(Provided material begins)

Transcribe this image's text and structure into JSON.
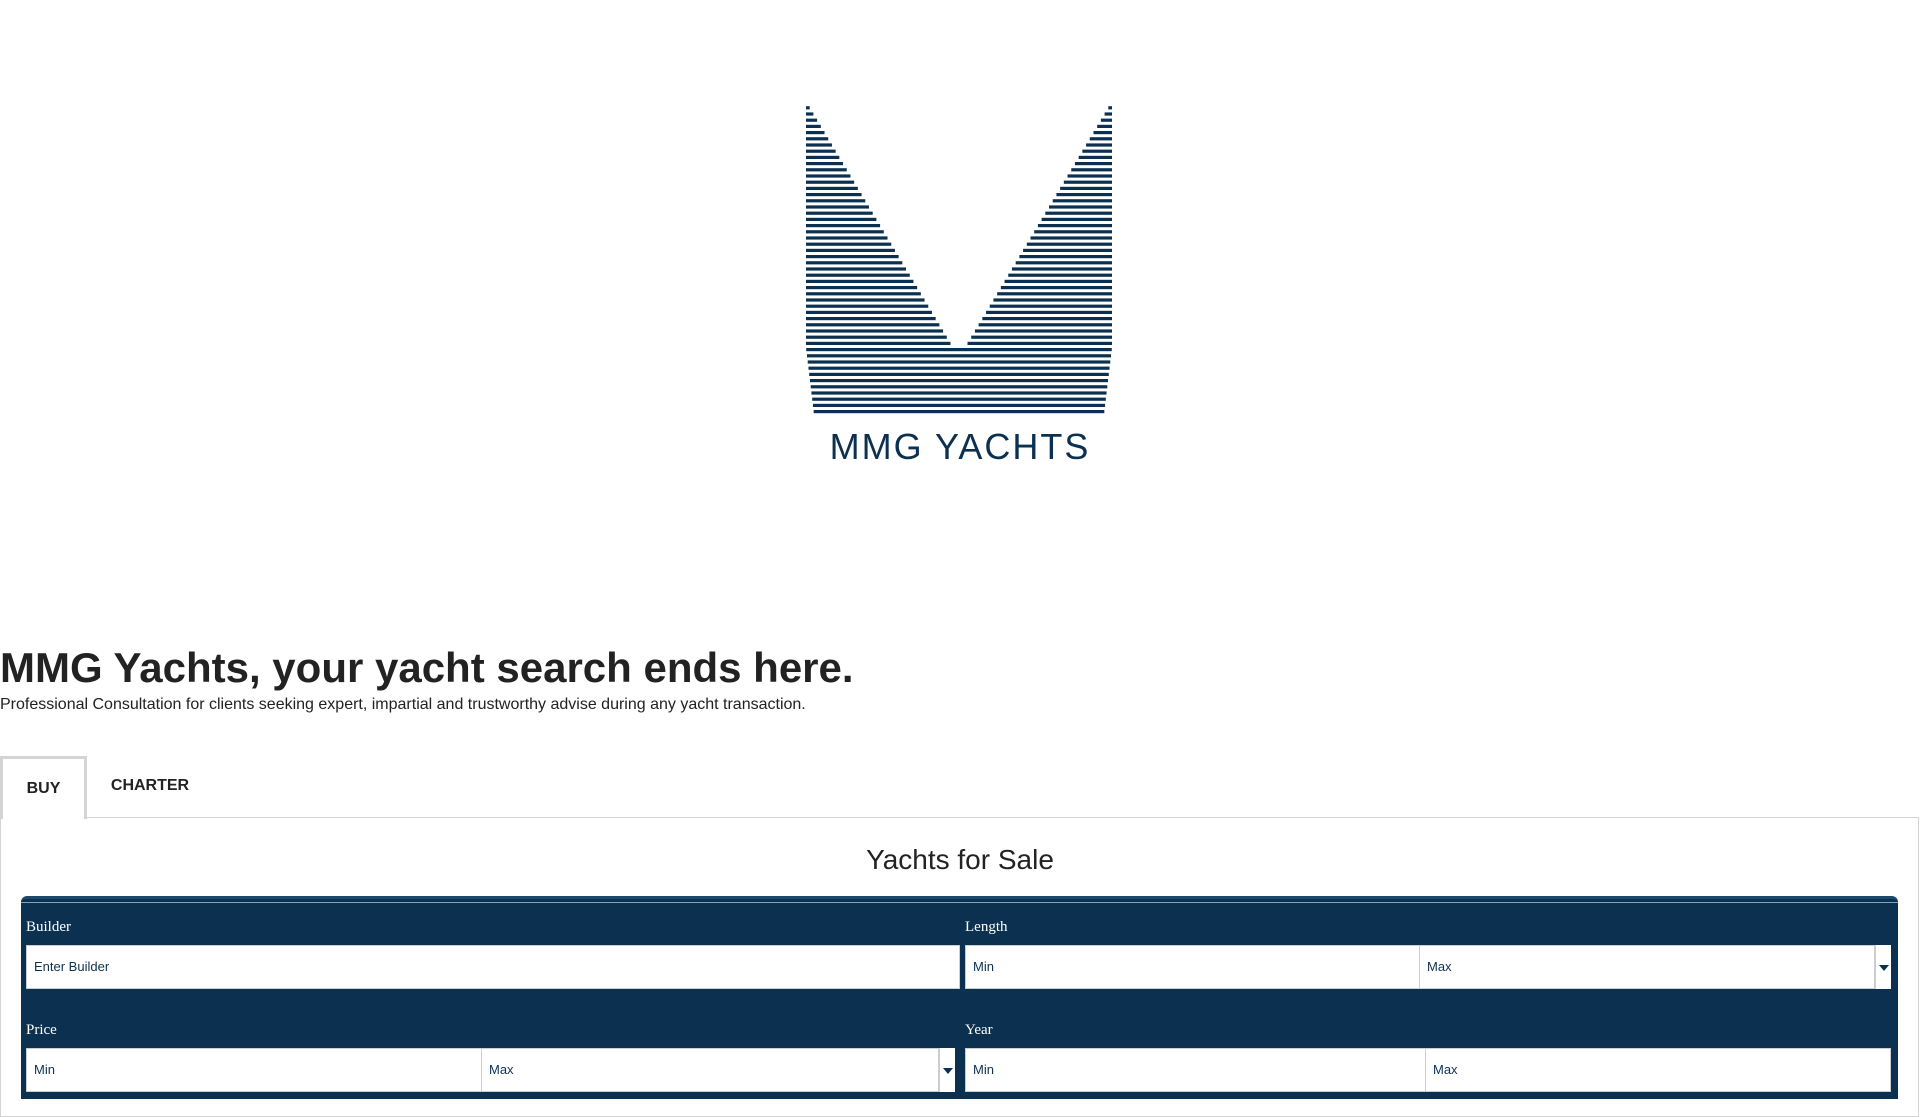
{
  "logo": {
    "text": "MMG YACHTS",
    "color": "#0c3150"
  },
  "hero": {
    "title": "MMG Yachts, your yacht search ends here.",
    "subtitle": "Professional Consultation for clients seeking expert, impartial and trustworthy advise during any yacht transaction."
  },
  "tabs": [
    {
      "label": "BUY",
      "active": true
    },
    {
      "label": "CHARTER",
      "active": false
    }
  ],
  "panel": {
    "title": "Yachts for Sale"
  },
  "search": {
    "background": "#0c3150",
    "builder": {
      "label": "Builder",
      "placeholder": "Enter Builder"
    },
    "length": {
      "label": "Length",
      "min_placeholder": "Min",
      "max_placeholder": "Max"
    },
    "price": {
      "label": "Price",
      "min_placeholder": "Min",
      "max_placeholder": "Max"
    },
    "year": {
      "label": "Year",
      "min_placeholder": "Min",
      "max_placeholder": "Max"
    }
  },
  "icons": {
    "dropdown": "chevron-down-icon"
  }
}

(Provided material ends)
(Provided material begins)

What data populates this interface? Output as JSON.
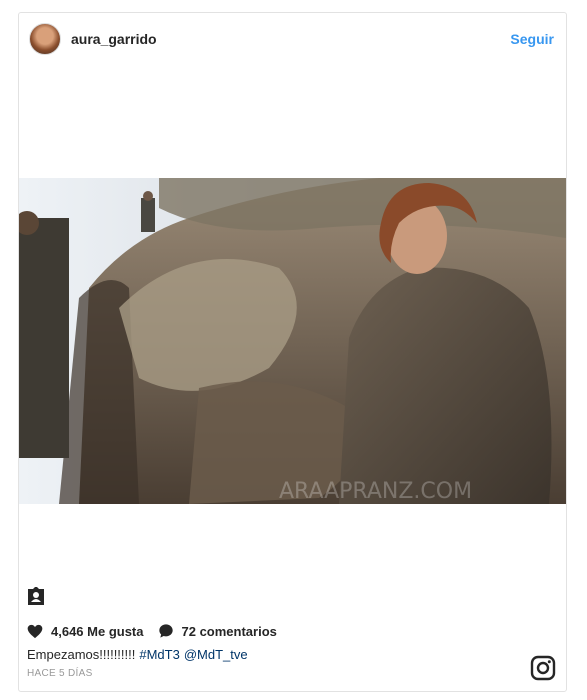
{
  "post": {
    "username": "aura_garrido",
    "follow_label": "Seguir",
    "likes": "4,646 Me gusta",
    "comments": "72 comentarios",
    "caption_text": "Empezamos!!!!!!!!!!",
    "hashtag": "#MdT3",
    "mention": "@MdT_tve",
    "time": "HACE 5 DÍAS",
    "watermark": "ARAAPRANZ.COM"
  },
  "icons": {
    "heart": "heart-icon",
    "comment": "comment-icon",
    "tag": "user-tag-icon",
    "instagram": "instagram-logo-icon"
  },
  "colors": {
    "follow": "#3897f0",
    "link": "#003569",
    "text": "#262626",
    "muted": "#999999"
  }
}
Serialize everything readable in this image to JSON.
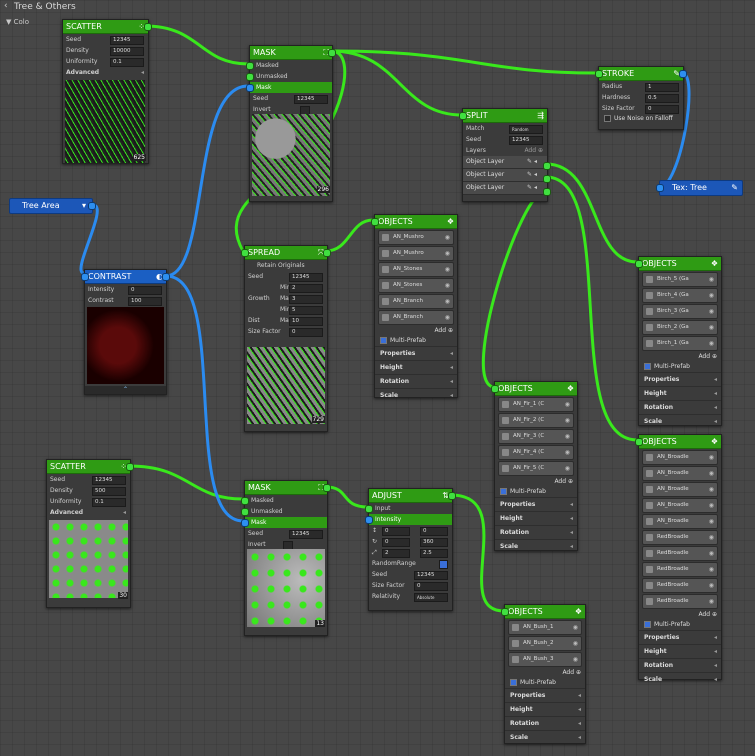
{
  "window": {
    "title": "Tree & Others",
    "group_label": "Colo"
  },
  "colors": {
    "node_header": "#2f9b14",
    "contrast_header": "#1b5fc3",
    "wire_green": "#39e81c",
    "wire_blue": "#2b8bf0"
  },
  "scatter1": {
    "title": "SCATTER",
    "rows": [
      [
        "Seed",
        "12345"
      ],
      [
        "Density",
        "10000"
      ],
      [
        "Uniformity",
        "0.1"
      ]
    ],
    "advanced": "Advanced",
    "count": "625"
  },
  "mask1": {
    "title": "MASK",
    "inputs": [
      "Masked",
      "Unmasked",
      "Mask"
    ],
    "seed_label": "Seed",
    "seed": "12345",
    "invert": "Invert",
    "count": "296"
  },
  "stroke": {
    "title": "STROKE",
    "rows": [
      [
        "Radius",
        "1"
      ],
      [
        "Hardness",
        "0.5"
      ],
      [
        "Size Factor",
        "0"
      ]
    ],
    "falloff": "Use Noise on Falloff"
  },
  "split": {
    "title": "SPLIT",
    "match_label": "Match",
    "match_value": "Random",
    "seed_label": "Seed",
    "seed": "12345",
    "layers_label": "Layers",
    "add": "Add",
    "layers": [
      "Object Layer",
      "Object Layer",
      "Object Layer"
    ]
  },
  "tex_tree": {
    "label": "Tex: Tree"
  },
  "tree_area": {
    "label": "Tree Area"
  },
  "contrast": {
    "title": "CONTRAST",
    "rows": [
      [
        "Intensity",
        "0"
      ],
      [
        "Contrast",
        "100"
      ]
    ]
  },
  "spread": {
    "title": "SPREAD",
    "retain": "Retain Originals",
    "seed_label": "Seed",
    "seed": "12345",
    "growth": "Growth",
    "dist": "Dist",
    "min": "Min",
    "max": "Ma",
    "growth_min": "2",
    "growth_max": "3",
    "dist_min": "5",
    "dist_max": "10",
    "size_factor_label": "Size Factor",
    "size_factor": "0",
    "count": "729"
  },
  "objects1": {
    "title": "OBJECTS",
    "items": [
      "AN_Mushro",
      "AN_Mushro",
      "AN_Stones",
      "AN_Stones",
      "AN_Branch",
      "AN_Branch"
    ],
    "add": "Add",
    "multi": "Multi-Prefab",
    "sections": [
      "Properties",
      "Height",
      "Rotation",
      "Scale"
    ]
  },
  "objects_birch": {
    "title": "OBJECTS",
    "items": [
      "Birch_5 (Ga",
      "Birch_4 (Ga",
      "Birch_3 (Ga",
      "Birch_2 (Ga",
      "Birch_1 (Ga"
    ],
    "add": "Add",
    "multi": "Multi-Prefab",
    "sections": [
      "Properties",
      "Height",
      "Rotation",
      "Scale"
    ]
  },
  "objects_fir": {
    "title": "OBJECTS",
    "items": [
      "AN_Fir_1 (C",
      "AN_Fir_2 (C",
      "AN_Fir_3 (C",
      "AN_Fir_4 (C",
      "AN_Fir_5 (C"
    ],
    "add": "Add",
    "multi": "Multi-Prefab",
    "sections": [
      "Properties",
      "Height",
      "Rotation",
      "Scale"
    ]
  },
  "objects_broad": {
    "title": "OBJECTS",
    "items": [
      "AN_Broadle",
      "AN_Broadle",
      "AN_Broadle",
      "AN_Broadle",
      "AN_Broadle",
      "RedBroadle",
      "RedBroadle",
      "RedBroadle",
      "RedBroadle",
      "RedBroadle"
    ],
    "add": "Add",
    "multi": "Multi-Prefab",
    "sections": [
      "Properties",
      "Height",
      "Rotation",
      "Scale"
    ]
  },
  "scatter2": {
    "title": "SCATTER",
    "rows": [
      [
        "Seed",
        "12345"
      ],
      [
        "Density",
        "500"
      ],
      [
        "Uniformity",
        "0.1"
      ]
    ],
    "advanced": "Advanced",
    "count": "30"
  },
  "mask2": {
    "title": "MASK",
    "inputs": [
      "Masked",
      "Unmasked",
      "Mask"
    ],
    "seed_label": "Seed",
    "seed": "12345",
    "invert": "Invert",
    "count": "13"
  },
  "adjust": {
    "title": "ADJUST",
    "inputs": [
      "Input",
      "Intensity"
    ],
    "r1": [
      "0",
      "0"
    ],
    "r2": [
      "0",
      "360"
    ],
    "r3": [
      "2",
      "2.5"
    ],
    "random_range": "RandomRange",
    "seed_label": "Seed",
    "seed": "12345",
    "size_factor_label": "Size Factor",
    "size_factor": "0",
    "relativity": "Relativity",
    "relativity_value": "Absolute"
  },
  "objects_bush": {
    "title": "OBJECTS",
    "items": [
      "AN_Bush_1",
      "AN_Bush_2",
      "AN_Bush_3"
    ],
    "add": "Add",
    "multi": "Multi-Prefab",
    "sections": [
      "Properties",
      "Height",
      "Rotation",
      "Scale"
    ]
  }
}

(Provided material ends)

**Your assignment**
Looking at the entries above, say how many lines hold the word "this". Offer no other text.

**Written answer**
3